  • “Credit unions beat banks on deposit rates across the board,” confirms The average interest rate on the 12-month certificate of deposit at banks was 0.47% at the end of July. The same product at credit unions offers a 0.73% return – more than 55% higher.
  • Over 75% of credit unions offer no-strings-attached free checking. In comparison, only 45% of banks offer the same benefit according to analyst Greg McBride.
  • Deposits at credit unions are insured up to $250,000, just like commercial banks.
  • National Credit Union Administration (NCUA) spokesman David Small says many of the nation’s credit unions “are in rural areas where there is no other banking option.” In other words, credit unions enable communities to be more self-reliant and healthy.
Banks Have Been Losing Customers to
Credit Unions Long before Bank Transfer Day
Believe it or not, nearly one-third of Americans are members of credit unions. With the negative press on banks, the Fed, bank bailouts, bank failures, and excessive, punitive fees charged by big banks, depositors have been steadily moving to credit unions over the past few years.
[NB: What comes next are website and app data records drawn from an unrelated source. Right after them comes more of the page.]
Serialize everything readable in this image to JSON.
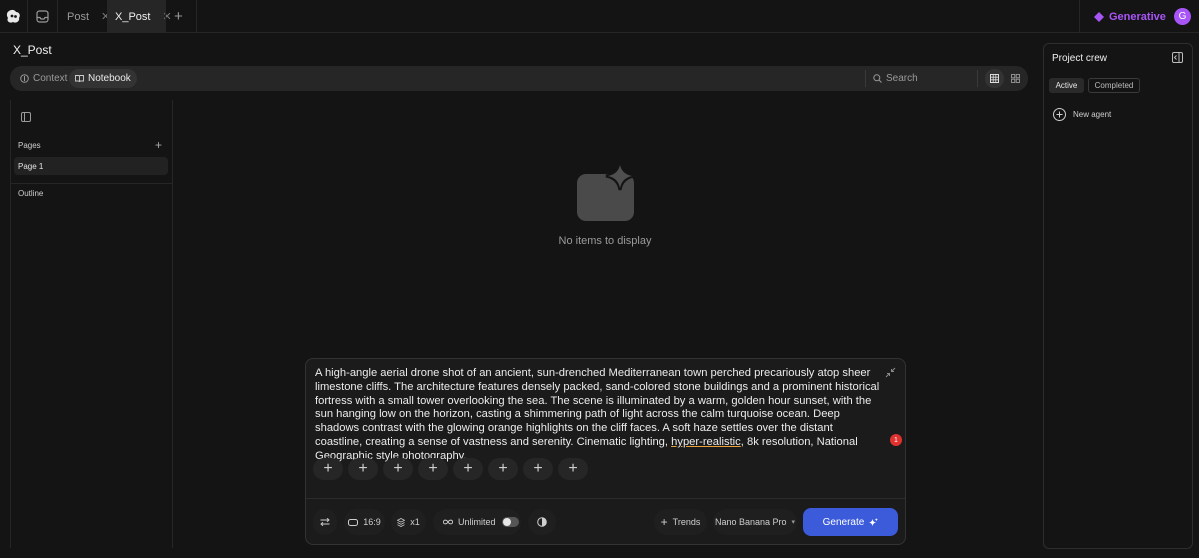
{
  "topbar": {
    "tabs": [
      {
        "label": "Post"
      },
      {
        "label": "X_Post"
      }
    ],
    "generative_label": "Generative",
    "avatar_letter": "G"
  },
  "page": {
    "title": "X_Post"
  },
  "toolbar": {
    "context_label": "Context",
    "notebook_label": "Notebook",
    "search_placeholder": "Search"
  },
  "sidebar": {
    "pages_label": "Pages",
    "pages": [
      {
        "label": "Page 1"
      }
    ],
    "outline_label": "Outline"
  },
  "main": {
    "empty_text": "No items to display"
  },
  "crew": {
    "title": "Project crew",
    "tabs": [
      {
        "label": "Active"
      },
      {
        "label": "Completed"
      }
    ],
    "new_agent_label": "New agent"
  },
  "prompt": {
    "text_before": "A high-angle aerial drone shot of an ancient, sun-drenched Mediterranean town perched precariously atop sheer limestone cliffs. The architecture features densely packed, sand-colored stone buildings and a prominent historical fortress with a small tower overlooking the sea. The scene is illuminated by a warm, golden hour sunset, with the sun hanging low on the horizon, casting a shimmering path of light across the calm turquoise ocean. Deep shadows contrast with the glowing orange highlights on the cliff faces. A soft haze settles over the distant coastline, creating a sense of vastness and serenity. Cinematic lighting, ",
    "text_flagged": "hyper-realistic",
    "text_after": ", 8k resolution, National Geographic style photography.",
    "badge_count": "1",
    "aspect_label": "16:9",
    "count_label": "x1",
    "unlimited_label": "Unlimited",
    "unlimited_on": false,
    "trends_label": "Trends",
    "model_label": "Nano Banana Pro",
    "generate_label": "Generate"
  },
  "colors": {
    "accent_purple": "#a855f7",
    "generate_blue": "#3b5bdb",
    "badge_red": "#e03131"
  }
}
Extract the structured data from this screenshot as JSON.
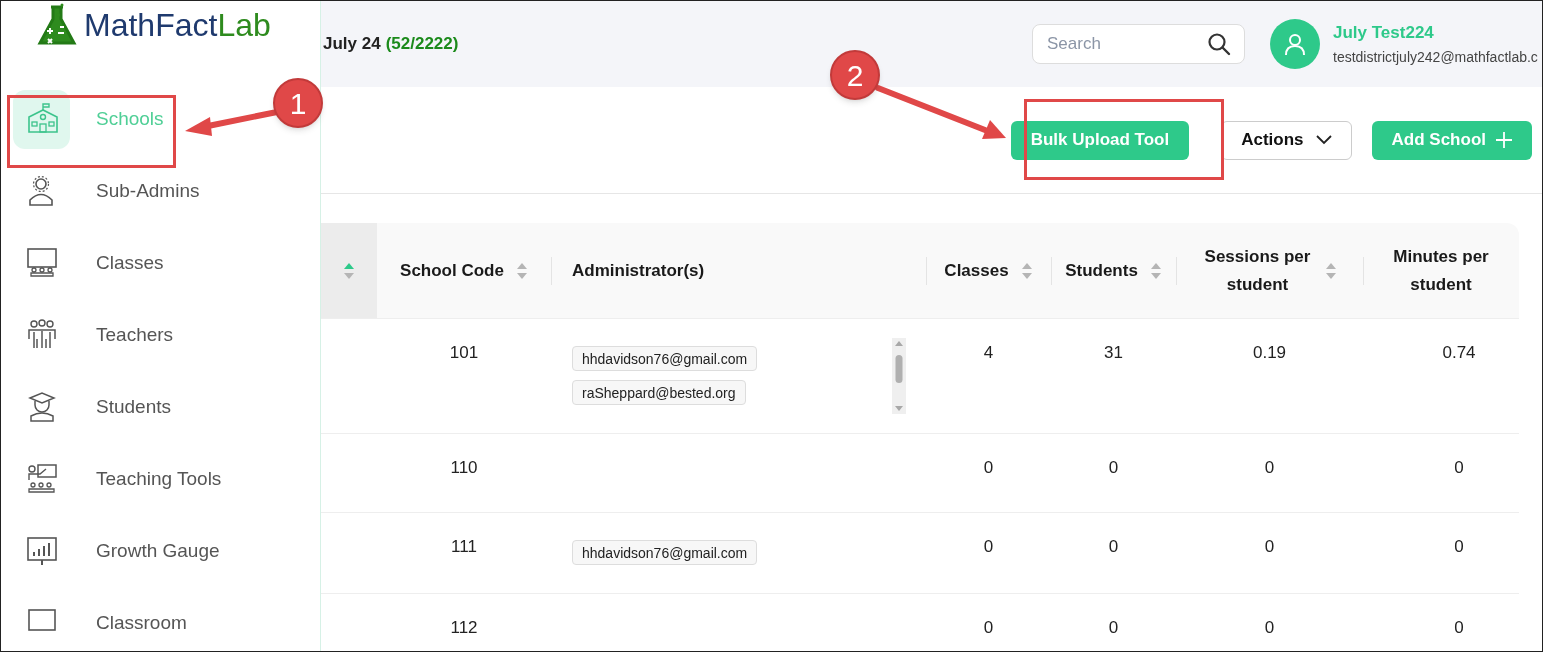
{
  "logo": {
    "text_1": "MathFact",
    "text_2": "Lab"
  },
  "header": {
    "title": "July 24",
    "count": "(52/2222)",
    "search": {
      "placeholder": "Search"
    },
    "user": {
      "name": "July Test224",
      "email": "testdistrictjuly242@mathfactlab.c"
    }
  },
  "sidebar": {
    "items": [
      {
        "label": "Schools",
        "selected": true
      },
      {
        "label": "Sub-Admins",
        "selected": false
      },
      {
        "label": "Classes",
        "selected": false
      },
      {
        "label": "Teachers",
        "selected": false
      },
      {
        "label": "Students",
        "selected": false
      },
      {
        "label": "Teaching Tools",
        "selected": false
      },
      {
        "label": "Growth Gauge",
        "selected": false
      },
      {
        "label": "Classroom",
        "selected": false
      }
    ]
  },
  "toolbar": {
    "buttons": [
      {
        "label": "Bulk Upload Tool",
        "kind": "primary"
      },
      {
        "label": "Actions",
        "kind": "dropdown"
      },
      {
        "label": "Add School",
        "kind": "add"
      }
    ]
  },
  "table": {
    "columns": [
      {
        "sortable": true,
        "sorted": true
      },
      {
        "label": "School Code",
        "sortable": true,
        "sorted": false
      },
      {
        "label": "Administrator(s)",
        "sortable": false,
        "sorted": false
      },
      {
        "label": "Classes",
        "sortable": true,
        "sorted": false
      },
      {
        "label": "Students",
        "sortable": true,
        "sorted": false
      },
      {
        "label": "Sessions per student",
        "sortable": true,
        "sorted": false
      },
      {
        "label": "Minutes per student",
        "sortable": false,
        "sorted": false
      }
    ],
    "rows": [
      {
        "code": "101",
        "admins": [
          "hhdavidson76@gmail.com",
          "raSheppard@bested.org"
        ],
        "scrollable": true,
        "classes": "4",
        "students": "31",
        "sessions": "0.19",
        "minutes": "0.74"
      },
      {
        "code": "110",
        "admins": [],
        "scrollable": false,
        "classes": "0",
        "students": "0",
        "sessions": "0",
        "minutes": "0"
      },
      {
        "code": "111",
        "admins": [
          "hhdavidson76@gmail.com"
        ],
        "scrollable": false,
        "classes": "0",
        "students": "0",
        "sessions": "0",
        "minutes": "0"
      },
      {
        "code": "112",
        "admins": [],
        "scrollable": false,
        "classes": "0",
        "students": "0",
        "sessions": "0",
        "minutes": "0"
      }
    ]
  },
  "annotations": [
    {
      "number": "1"
    },
    {
      "number": "2"
    }
  ]
}
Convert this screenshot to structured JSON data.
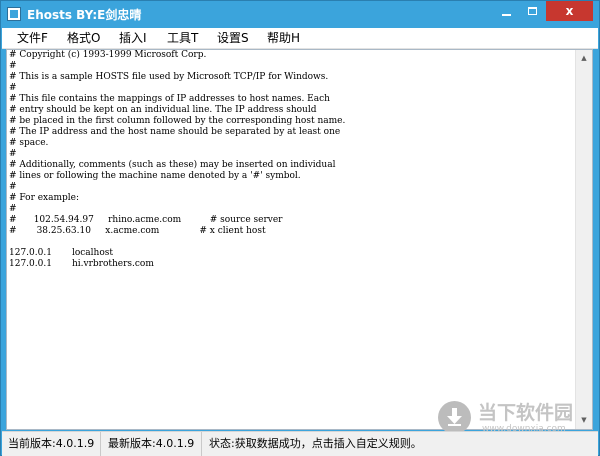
{
  "window": {
    "title": "Ehosts BY:E剑忠晴",
    "minimize_icon": "minimize-icon",
    "maximize_icon": "maximize-icon",
    "close_label": "x",
    "accent_color": "#3ba4dc",
    "close_color": "#c7372f"
  },
  "menu": {
    "items": [
      {
        "label": "文件F"
      },
      {
        "label": "格式O"
      },
      {
        "label": "插入I"
      },
      {
        "label": "工具T"
      },
      {
        "label": "设置S"
      },
      {
        "label": "帮助H"
      }
    ]
  },
  "editor": {
    "content": "# Copyright (c) 1993-1999 Microsoft Corp.\n#\n# This is a sample HOSTS file used by Microsoft TCP/IP for Windows.\n#\n# This file contains the mappings of IP addresses to host names. Each\n# entry should be kept on an individual line. The IP address should\n# be placed in the first column followed by the corresponding host name.\n# The IP address and the host name should be separated by at least one\n# space.\n#\n# Additionally, comments (such as these) may be inserted on individual\n# lines or following the machine name denoted by a '#' symbol.\n#\n# For example:\n#\n#      102.54.94.97     rhino.acme.com          # source server\n#       38.25.63.10     x.acme.com              # x client host\n\n127.0.0.1       localhost\n127.0.0.1       hi.vrbrothers.com"
  },
  "watermark": {
    "text": "当下软件园",
    "url": "www.downxia.com"
  },
  "status": {
    "current_version": "当前版本:4.0.1.9",
    "latest_version": "最新版本:4.0.1.9",
    "message": "状态:获取数据成功，点击插入自定义规则。"
  }
}
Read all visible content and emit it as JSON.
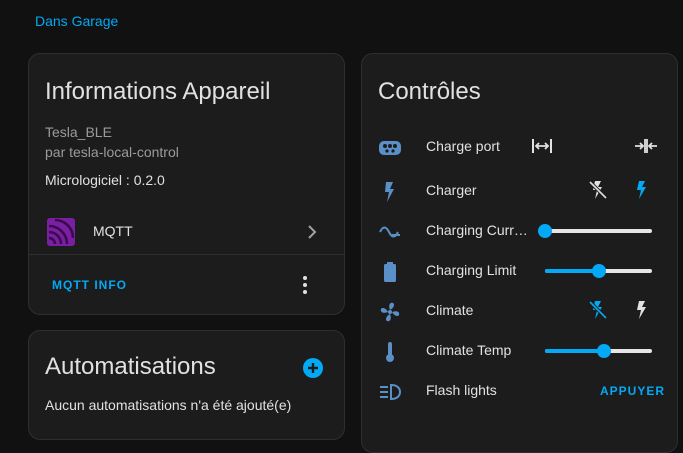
{
  "breadcrumb": "Dans Garage",
  "device_info": {
    "title": "Informations Appareil",
    "device_name": "Tesla_BLE",
    "manufacturer": "par tesla-local-control",
    "firmware": "Micrologiciel : 0.2.0",
    "integration": "MQTT",
    "action_label": "MQTT INFO"
  },
  "automations": {
    "title": "Automatisations",
    "empty_text": "Aucun automatisations n'a été ajouté(e)"
  },
  "controls": {
    "title": "Contrôles",
    "rows": [
      {
        "label": "Charge port"
      },
      {
        "label": "Charger"
      },
      {
        "label": "Charging Curr…",
        "level": 0.0
      },
      {
        "label": "Charging Limit",
        "level": 0.5
      },
      {
        "label": "Climate"
      },
      {
        "label": "Climate Temp",
        "level": 0.55
      },
      {
        "label": "Flash lights",
        "action": "APPUYER"
      }
    ]
  },
  "colors": {
    "accent": "#03a9f4",
    "icon": "#5a8fc7",
    "mqtt_logo": "#7b1fa2"
  },
  "icons": [
    "ev-plug-icon",
    "lightning-icon",
    "current-wave-icon",
    "battery-icon",
    "fan-icon",
    "thermometer-icon",
    "flash-lights-icon",
    "open-arrows-icon",
    "close-arrows-icon",
    "flash-off-icon",
    "mqtt-logo-icon",
    "chevron-right-icon",
    "more-vertical-icon",
    "add-circle-icon"
  ]
}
CUNA CEO Bill Cheney says one million members joined credit unions in 2010, and he expects to see that number easily exceeded in 2011.
According to a report in, since September 29, 2011, the day that Bank of America announced its $5 per month debit card fee (now rescinded), credit unions nationwide added nearly 20,000 new members each day. The result is approximately 650,000 new credit union members in just a matter of weeks, according to CUNA.
How to Switch to a Credit Union and Avoid Snafus
Find a Credit Union
  1. Open a new account first, before you close the old one. “If you do it hastily and just close your account, you could run into headaches,” says Paul Golden of the National Endowment for Financial Education. You can ask your friends and family for a recommendation to a nearby credit union (one in three Americans is already a member) or search this site:
  2. Make your new credit union account your primary account. Update all your automatic bill pays, online banking, direct deposit, and automatic withdraws from your checking accounts such as for your gym, credit card payments, or monthly precious metals accumulation program, with your NEW account information.
  3. Dim the lights on your old account, but don’t close it completely, yet. Cut the ties for all your auto-payments and auto-drafts from your OLD account. You don’t want to send double payments to your gym!
  4. Stabilize. Keep a little money in your old account, just in case. During this stabilizing period you want to make sure there are no floating checks that need to clear or an auto-draft you forgot to cancel. Keeping some money in the old account can help cover these oversights and avoid getting dinged with NSF charges or dealing with bounced checks.
  5. Close it for good. Once your transfer process is stabilized and everything is working smoothly, close your old account quickly (avoid getting charged for low account balance fees). Some banks allow you to easily close your account in person; some require you to do it by mail. Find out the closing process at your old bank and do it.
  6. Shred! Shred all your old bank account information you no longer need, especially blank checks and old debit cards.
Credit unions can be great alternatives to big banks. They are structured as nonprofit, member-owned coops. Many participants feel their individual interests are better respected by credit unions than by their gigantic counterparts. Most credit union members also claim to enjoy higher savings rates and lower borrowing costs than at the big banks, as well as being treated like a valued customer. Is that how you want to be treated, too?
A credit union may well be an option for you if you have been shopping around for a new financial institution to park your money in.